* **Prompt**
Check every line of the data and copy the ones where "Actual" appears.
Data for analysis below:
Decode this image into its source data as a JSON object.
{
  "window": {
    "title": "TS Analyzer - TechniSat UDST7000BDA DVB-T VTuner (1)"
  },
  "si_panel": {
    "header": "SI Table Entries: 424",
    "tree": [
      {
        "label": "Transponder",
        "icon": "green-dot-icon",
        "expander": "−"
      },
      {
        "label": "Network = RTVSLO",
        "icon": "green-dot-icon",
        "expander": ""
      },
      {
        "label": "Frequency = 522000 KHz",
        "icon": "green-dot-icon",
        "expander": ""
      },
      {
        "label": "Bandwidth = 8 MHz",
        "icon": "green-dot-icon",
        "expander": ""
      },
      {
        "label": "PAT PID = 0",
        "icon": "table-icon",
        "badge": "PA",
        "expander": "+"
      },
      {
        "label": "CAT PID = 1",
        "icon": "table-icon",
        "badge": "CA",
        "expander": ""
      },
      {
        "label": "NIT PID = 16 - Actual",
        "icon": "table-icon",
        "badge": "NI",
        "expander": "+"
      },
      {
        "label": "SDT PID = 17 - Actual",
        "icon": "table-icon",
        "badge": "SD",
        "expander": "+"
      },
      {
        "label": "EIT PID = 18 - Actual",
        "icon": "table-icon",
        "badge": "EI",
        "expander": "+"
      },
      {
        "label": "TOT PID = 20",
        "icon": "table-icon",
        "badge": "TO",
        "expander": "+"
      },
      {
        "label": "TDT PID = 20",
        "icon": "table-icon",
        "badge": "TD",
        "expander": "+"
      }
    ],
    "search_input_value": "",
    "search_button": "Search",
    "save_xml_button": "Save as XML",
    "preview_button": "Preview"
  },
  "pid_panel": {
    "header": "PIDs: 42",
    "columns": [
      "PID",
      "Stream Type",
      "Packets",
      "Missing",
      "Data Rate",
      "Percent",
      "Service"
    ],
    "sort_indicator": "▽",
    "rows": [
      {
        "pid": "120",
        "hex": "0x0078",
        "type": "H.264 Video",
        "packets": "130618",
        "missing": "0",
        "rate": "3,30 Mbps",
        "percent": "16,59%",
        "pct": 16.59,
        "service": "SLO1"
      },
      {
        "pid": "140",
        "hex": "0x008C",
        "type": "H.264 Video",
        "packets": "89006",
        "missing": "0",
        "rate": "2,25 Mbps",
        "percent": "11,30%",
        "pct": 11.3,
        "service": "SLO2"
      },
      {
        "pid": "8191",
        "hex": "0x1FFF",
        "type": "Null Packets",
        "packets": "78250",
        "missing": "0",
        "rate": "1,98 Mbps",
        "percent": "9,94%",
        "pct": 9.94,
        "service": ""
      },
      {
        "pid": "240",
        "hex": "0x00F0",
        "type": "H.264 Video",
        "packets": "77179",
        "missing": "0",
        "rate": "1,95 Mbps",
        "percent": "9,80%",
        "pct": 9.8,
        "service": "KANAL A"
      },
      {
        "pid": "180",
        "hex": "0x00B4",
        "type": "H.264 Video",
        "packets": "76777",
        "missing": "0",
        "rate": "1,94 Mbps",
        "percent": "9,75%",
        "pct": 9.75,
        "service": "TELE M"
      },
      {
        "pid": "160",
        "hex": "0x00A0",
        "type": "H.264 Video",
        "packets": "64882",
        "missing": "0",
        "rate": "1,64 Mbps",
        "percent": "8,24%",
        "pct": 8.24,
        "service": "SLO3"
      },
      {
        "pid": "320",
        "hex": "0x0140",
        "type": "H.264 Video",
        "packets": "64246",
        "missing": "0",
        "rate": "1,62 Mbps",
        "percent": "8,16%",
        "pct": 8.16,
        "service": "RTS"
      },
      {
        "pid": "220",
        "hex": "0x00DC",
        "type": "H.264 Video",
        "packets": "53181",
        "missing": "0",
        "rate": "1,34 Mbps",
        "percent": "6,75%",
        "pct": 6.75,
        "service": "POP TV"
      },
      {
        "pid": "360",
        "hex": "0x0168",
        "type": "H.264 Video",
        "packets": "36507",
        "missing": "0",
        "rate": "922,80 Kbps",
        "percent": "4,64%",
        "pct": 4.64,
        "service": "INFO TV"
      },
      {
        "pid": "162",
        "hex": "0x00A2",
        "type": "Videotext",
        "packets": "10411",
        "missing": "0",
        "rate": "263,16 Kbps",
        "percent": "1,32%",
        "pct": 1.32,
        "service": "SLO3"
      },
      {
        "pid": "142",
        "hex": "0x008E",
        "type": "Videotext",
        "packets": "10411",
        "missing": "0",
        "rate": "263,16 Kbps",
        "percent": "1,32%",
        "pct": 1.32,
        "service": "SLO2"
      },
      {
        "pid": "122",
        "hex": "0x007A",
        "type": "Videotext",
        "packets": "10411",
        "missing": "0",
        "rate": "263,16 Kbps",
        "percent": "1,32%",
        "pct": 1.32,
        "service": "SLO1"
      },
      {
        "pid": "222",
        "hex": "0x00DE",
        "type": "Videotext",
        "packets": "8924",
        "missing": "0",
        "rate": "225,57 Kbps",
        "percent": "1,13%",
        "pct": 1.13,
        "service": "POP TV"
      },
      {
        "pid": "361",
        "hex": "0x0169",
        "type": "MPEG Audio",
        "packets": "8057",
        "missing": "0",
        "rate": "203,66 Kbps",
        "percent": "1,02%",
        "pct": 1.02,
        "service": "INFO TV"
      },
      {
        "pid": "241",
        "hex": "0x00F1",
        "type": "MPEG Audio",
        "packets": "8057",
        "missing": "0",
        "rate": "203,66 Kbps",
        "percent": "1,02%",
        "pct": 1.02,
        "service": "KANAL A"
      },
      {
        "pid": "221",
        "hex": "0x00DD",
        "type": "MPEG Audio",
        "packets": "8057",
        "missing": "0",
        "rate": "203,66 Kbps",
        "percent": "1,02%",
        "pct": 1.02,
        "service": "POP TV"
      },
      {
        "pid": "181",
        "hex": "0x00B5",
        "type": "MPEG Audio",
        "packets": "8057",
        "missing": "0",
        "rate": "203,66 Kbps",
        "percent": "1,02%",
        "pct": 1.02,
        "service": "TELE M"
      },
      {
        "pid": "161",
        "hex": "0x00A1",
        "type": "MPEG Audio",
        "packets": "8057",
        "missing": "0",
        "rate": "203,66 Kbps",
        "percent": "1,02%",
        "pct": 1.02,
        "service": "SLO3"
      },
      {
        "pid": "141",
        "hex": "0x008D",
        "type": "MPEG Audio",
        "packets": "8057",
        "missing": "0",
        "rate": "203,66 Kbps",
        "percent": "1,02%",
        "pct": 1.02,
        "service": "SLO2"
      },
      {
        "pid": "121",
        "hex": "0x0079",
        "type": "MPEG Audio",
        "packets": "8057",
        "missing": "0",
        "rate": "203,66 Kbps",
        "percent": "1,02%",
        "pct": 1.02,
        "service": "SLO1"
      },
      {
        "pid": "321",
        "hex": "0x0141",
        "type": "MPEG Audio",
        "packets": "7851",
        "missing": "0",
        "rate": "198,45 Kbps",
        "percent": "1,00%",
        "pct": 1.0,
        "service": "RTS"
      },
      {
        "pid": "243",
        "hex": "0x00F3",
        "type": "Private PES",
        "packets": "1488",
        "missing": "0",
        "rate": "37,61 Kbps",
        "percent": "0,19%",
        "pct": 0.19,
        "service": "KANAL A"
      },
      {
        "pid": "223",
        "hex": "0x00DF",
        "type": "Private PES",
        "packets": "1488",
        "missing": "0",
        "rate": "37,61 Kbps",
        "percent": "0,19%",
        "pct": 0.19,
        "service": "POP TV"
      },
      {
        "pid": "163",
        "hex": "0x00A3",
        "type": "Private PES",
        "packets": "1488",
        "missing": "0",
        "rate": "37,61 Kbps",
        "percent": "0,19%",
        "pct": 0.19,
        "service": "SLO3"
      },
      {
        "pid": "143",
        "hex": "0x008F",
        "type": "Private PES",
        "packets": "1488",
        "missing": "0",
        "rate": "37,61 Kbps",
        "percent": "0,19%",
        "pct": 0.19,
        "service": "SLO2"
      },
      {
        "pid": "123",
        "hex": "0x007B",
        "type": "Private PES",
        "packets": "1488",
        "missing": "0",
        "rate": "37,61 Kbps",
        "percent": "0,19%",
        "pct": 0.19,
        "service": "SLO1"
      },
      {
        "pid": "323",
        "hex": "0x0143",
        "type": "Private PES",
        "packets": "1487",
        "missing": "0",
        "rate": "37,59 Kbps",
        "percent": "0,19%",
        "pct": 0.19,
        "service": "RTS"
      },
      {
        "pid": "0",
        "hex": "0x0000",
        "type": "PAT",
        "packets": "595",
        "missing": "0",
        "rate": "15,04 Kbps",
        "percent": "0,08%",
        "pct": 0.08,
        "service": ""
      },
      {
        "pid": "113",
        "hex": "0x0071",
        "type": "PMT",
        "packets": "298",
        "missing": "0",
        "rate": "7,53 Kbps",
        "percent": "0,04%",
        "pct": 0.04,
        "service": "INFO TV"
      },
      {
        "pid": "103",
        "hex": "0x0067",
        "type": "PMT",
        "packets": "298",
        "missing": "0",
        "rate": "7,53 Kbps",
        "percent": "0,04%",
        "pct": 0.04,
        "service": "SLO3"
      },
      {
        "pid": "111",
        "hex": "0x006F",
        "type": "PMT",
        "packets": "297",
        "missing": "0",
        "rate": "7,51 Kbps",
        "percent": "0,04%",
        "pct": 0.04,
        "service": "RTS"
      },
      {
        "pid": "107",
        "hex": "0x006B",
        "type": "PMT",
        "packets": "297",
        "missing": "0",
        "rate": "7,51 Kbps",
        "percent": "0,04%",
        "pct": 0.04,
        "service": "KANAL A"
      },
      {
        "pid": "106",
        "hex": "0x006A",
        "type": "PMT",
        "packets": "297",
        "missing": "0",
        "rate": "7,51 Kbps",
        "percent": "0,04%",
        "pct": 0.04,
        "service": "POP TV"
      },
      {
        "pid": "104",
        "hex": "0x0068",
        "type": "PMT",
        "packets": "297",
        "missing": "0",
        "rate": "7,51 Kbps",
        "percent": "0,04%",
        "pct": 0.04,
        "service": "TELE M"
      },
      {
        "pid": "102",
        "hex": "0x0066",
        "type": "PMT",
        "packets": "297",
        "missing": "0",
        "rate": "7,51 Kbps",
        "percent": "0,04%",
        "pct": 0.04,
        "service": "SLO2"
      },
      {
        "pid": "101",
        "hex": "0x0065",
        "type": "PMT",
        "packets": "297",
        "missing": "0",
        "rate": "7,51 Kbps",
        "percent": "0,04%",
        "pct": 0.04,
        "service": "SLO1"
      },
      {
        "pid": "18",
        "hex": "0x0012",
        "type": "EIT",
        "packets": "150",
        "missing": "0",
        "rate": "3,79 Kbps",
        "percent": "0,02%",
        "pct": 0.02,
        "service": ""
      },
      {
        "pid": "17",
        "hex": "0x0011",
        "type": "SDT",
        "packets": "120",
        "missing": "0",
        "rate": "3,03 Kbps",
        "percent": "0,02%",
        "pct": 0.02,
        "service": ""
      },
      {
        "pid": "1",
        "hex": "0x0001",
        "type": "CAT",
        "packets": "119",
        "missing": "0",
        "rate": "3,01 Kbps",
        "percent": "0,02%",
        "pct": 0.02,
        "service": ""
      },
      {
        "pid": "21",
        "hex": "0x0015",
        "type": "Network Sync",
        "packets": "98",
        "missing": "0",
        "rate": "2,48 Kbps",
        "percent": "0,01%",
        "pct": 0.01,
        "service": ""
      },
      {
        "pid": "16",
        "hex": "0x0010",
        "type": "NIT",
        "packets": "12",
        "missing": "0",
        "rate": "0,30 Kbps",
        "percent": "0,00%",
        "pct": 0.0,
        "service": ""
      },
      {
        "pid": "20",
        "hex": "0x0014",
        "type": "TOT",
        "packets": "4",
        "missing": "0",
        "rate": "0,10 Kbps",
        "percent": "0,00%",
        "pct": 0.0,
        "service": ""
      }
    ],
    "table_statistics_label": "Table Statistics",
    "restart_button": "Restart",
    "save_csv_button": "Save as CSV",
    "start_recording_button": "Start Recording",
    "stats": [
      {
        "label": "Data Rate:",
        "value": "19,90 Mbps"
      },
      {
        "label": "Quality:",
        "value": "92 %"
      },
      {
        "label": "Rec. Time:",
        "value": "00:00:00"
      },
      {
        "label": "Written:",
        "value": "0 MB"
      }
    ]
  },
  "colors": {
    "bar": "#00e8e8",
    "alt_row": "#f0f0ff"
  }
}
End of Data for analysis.
* **Solution for this task**
        "label": "NIT PID = 16 - Actual",
        "label": "SDT PID = 17 - Actual",
        "label": "EIT PID = 18 - Actual",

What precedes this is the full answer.